Open working spaces. As productive as predicted?
A bit of history
Once offices were small. A limited group of people sat and worked together in one space, sometimes except for the boss. He needed a private space for the proper reasons and also towards visitors this made a good impression.
As the industrial landscape changed to a more administrative or services based environment, offices grew. One room wasn’t enough anymore.
Enter the multi-room office, with functions and departments determining the number, location and size of spaces. More space also meant higher costs. Walls occupied square metres, square meters were expensive. The walls lost the battle and had to go. Wall-less offices became the new trend.
Next step : cubicles. One big wall-less surface was split into small personal zones by using an alibi for walls: room dividers. The average surface per employer was limited to some 2m2 to 3m2. Employer happiness became limited, too.

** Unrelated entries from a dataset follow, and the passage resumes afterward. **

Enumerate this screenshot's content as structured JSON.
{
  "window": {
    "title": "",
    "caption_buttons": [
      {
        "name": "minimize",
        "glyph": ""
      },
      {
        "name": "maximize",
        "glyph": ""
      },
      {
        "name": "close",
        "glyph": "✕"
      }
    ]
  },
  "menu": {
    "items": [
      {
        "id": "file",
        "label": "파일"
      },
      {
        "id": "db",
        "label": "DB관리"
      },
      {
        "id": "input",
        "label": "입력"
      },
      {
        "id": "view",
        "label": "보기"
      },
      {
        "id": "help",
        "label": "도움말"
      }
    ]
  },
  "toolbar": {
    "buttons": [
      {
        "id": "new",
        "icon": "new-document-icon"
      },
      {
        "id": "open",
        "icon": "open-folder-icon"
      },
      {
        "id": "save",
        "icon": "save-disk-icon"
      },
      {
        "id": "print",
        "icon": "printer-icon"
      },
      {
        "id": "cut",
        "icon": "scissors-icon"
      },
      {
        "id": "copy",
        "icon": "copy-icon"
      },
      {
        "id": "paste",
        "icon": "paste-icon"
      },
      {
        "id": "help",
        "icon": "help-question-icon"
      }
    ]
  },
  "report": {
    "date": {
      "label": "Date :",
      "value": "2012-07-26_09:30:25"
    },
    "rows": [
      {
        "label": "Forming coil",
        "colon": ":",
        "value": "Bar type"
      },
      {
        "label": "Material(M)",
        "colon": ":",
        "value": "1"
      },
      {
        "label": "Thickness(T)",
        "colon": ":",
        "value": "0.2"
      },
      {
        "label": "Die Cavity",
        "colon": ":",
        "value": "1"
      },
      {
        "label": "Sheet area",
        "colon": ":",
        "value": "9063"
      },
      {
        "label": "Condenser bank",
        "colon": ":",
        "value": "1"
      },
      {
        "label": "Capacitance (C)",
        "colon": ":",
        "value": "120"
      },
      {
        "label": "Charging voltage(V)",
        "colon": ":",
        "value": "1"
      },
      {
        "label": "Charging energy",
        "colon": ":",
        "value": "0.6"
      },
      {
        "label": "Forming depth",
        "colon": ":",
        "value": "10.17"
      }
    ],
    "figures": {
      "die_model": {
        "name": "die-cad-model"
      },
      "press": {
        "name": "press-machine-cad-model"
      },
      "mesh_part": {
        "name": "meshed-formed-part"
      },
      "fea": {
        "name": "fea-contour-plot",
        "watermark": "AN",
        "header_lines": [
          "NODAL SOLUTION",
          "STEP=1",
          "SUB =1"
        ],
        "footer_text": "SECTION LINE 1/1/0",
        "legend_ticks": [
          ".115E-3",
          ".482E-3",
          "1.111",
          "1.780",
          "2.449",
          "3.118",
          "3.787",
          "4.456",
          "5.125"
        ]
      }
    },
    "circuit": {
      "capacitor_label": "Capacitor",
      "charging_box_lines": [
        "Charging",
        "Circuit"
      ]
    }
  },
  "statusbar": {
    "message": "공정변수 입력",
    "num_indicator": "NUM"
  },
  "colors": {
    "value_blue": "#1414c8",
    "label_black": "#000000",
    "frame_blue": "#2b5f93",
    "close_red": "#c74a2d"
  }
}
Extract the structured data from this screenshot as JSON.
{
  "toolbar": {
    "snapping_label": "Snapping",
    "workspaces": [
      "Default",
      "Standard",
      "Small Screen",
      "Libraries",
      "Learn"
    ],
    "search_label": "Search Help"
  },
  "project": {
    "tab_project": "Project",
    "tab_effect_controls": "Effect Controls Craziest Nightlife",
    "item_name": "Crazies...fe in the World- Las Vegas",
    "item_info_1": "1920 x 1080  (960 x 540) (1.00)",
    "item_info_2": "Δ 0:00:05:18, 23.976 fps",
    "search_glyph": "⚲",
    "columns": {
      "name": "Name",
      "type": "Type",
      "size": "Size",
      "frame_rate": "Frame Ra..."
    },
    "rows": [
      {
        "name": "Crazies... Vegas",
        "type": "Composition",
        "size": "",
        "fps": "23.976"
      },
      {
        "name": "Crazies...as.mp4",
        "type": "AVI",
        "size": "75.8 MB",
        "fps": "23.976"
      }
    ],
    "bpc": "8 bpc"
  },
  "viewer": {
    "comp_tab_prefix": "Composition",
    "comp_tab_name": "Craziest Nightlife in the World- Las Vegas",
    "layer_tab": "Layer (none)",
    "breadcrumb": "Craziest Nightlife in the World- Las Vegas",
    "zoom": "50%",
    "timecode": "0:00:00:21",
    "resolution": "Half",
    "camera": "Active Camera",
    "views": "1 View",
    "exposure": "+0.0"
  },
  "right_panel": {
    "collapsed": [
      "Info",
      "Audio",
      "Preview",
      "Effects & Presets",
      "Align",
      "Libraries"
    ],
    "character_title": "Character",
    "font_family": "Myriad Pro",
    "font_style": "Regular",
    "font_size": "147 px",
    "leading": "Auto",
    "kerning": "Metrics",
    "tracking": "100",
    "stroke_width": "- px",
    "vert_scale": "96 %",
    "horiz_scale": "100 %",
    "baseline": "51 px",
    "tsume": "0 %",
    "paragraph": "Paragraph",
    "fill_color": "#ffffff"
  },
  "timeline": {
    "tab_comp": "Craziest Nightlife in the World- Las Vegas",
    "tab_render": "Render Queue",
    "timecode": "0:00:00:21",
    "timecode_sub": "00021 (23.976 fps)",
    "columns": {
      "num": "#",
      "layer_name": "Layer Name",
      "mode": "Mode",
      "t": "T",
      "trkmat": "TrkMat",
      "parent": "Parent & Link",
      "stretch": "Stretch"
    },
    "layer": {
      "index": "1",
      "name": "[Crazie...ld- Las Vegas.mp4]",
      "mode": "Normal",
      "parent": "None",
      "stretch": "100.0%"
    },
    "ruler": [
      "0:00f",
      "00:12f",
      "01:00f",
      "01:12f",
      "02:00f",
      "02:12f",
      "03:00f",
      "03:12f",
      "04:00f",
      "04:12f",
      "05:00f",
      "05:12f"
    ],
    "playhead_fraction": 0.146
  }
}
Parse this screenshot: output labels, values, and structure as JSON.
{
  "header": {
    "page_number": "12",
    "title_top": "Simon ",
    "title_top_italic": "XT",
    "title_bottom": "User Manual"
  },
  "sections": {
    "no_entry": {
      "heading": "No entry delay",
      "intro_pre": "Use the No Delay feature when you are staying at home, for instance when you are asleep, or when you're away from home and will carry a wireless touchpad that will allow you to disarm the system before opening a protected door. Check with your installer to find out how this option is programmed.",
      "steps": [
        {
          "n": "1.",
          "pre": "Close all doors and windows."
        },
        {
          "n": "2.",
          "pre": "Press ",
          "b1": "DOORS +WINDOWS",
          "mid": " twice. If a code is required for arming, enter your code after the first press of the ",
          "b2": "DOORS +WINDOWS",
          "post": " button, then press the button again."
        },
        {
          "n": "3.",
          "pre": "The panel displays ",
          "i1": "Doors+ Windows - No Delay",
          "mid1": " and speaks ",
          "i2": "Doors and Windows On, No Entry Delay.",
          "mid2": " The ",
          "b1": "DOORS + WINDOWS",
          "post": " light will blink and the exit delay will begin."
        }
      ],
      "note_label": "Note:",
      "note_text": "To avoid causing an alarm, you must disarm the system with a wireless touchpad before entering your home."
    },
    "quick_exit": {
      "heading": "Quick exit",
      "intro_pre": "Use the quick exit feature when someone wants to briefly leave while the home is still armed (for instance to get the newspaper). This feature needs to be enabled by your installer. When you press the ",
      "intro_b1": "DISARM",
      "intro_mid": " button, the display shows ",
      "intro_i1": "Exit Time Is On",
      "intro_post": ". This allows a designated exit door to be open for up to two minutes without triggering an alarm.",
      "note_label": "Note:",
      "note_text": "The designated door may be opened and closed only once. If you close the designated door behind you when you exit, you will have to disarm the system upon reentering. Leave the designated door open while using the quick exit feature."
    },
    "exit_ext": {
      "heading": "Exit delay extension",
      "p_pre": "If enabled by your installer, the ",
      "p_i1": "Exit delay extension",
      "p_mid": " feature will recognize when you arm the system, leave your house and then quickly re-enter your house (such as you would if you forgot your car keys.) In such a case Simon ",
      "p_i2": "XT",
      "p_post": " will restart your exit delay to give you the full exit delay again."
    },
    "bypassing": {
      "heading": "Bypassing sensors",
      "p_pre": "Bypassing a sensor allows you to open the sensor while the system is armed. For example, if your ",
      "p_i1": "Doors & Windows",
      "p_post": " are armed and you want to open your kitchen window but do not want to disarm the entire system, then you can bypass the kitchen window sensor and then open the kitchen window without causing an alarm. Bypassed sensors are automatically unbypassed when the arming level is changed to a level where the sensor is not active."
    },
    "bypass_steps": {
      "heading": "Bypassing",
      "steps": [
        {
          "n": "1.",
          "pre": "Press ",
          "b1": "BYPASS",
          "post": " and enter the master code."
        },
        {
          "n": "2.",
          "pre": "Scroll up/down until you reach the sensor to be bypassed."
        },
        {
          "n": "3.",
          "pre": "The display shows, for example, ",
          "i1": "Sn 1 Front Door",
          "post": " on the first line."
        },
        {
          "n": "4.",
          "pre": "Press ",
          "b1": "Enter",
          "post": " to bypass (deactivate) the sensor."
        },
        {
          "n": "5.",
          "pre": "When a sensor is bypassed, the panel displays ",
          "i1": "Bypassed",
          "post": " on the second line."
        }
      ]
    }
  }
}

The logical evolution was to get those dividers out. And guess what? The landscape office was born. Hurray…
Finally, square meters became more and more expensive. Again, new solutions had to be found. Since not everybody is working at the same time, the idea was to drop the personal space concept and to create spaces with all access desks, including lockers somewhere further to keep personal belongings. An ingenious guy called it flex offices. Most were looking forward to this evolution. The more working stations where one can work at, the merrier, no? And this is where we are today.
“Unhappy and distracted employees produce less. It’s a fact.”
A bit of psychology
Taking history into account, the typical office lay-out has evolved from small family-like surfaces, over a chicken battery approach, to a ‘no-spot-for-you, dear‘ concept.
For years, this evolution was stated as a win-win : more heads per surface, and in return non-seclusion for employees. But it turns out to be a win-lose.
This of course is no problem from the winner’s point of view. A first sight, that is.
Because unhappy and distracted employees produce less. It’s a fact.
It’s not only psychology, it has become irrefutable reality. Some companies already grasped this reality and are taking measures : Google and the likes are thinking working spaces over.
A bit of us
So what can we do about this evolution? Well, we can’t change this trend. That is up to you. But we can inspire you with what is happening in the market. And whenever you need dead gorgeous 3D-images of working environments, let us know. Because we not only have ‘some’ history in making such, but we’re also psychologically well equipped to convince even those employees that they will work in the nicest space they’ve ever worked in. Hey, we’re specialized in real estate marketing, aren’t we?